Records for the exercise>
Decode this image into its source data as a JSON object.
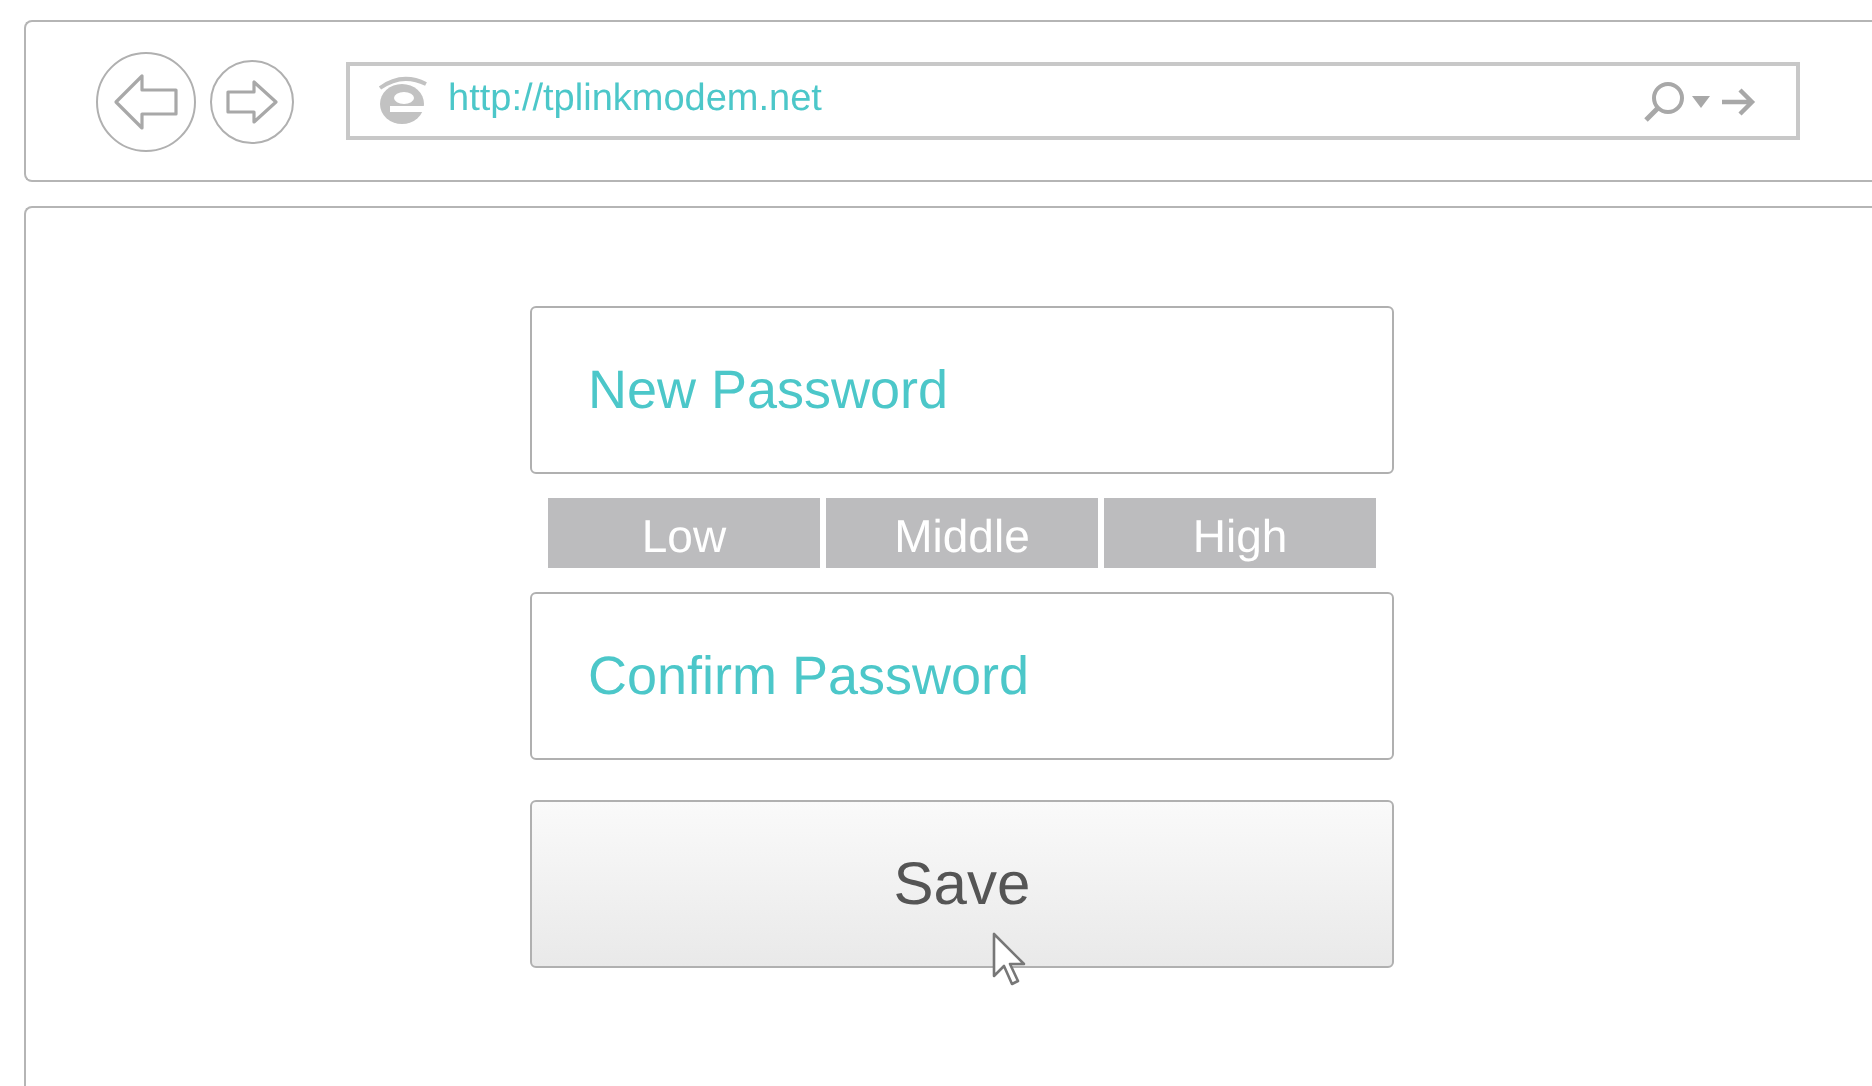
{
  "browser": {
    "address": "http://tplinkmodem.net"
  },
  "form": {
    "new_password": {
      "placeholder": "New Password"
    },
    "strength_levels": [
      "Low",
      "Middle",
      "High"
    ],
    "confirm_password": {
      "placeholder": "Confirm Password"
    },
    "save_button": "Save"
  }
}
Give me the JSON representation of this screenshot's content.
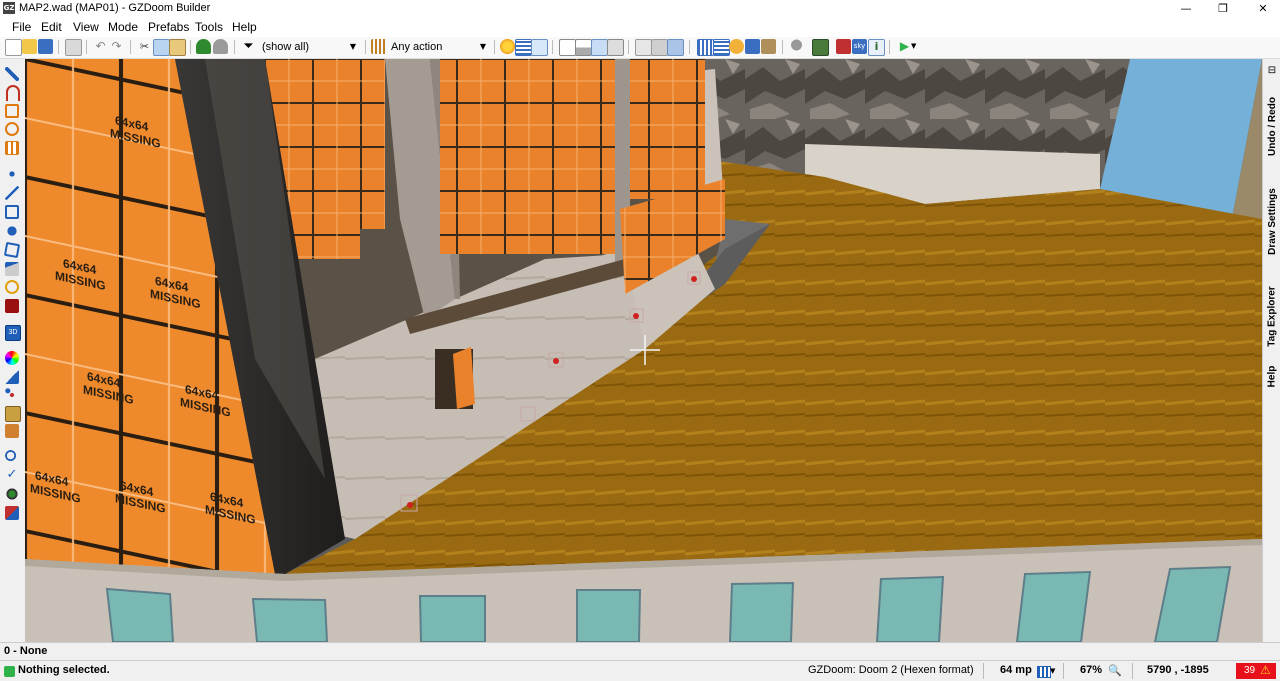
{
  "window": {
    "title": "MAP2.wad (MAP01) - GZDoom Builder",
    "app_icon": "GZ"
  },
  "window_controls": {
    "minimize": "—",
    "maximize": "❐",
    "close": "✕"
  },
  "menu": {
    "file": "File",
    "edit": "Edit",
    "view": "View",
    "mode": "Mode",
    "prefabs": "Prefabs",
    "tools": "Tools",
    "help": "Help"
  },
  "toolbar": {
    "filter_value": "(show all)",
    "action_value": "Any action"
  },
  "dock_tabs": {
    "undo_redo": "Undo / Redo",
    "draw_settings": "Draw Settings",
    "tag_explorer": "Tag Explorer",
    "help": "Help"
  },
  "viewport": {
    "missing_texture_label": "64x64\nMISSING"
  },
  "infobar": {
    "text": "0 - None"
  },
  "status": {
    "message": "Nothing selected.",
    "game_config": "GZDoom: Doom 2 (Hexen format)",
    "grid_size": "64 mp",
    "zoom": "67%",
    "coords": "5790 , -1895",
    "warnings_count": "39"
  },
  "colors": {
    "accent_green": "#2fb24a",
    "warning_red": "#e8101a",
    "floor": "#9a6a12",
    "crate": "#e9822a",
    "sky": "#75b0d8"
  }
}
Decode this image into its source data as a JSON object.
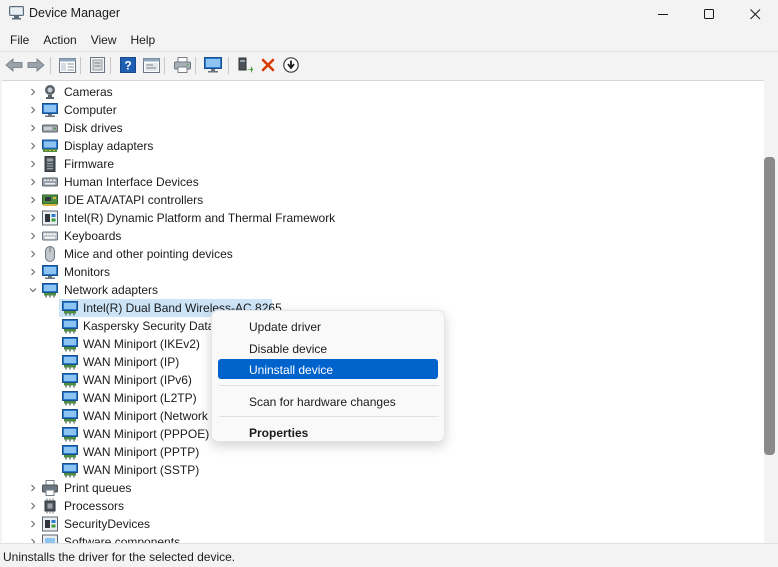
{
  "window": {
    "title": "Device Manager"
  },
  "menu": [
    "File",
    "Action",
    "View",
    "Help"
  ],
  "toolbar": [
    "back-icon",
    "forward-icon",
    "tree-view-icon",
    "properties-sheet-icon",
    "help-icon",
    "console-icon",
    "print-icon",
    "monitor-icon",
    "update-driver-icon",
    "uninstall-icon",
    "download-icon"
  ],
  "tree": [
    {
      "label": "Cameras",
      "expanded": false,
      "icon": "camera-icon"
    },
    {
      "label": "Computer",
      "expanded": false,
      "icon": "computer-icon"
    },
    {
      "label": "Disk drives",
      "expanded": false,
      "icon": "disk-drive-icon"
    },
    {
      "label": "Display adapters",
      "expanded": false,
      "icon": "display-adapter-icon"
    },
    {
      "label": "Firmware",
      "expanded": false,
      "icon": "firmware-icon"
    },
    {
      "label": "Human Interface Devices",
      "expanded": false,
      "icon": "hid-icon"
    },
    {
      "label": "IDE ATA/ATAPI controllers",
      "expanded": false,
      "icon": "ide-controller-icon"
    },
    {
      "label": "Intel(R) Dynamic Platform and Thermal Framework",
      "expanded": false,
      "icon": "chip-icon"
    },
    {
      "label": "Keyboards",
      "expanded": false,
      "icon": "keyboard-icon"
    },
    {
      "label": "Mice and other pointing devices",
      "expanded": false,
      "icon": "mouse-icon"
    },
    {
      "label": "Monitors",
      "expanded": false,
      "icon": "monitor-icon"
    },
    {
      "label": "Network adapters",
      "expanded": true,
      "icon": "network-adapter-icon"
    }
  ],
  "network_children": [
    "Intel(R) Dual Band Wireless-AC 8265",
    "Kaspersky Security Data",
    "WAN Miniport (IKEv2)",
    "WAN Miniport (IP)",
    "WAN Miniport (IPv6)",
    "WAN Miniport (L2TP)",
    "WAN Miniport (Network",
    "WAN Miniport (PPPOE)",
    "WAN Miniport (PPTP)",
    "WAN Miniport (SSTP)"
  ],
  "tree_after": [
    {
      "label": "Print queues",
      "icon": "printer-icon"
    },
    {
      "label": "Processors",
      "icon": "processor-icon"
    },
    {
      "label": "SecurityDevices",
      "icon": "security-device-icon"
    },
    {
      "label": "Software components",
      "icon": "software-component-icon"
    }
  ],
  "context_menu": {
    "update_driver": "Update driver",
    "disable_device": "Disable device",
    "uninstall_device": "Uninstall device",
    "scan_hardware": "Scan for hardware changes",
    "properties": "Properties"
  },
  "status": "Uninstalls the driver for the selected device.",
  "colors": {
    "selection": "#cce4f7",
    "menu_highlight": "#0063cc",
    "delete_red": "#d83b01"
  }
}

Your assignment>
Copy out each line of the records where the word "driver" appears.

Answer for this exercise>
    "update-driver-icon",
    "update_driver": "Update driver",
  "status": "Uninstalls the driver for the selected device.",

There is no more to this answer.